### RECORDS TO USE:

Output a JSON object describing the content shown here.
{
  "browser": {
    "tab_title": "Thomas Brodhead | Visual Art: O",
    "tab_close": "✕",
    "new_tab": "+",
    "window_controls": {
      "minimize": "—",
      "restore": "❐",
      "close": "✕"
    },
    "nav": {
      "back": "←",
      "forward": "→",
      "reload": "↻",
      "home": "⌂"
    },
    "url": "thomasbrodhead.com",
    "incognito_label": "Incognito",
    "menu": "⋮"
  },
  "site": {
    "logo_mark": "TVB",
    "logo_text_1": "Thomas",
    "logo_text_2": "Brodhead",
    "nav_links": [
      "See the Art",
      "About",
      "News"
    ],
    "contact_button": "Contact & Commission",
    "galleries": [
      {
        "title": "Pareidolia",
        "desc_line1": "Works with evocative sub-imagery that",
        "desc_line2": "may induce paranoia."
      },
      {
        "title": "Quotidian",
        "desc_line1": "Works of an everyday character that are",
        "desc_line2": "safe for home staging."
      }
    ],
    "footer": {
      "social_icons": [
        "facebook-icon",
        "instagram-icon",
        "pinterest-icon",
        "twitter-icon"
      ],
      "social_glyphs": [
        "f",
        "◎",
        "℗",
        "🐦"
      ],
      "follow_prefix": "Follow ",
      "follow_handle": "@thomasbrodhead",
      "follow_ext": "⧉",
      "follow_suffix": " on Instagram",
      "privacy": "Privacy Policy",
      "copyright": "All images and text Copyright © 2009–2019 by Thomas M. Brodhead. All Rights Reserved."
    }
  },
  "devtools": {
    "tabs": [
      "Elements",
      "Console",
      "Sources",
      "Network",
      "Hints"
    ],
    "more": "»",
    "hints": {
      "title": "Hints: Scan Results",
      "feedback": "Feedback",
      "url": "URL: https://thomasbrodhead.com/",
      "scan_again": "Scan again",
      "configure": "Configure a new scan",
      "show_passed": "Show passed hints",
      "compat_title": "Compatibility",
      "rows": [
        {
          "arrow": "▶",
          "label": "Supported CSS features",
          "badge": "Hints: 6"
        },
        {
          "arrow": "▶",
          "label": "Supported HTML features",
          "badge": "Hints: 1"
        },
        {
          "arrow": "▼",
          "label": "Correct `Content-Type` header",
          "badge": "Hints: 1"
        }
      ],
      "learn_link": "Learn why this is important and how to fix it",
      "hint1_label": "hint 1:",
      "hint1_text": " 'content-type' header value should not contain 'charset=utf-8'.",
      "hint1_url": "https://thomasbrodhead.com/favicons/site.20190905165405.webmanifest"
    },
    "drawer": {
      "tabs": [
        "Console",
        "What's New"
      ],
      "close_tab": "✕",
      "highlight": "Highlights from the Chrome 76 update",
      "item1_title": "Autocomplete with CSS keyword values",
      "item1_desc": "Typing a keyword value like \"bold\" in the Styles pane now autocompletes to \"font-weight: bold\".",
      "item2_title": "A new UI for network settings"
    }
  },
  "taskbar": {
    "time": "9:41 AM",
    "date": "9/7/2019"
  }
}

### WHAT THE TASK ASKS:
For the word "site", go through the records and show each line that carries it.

### OUTPUT BELOW:
  "site": {
      "hint1_url": "https://thomasbrodhead.com/favicons/site.20190905165405.webmanifest"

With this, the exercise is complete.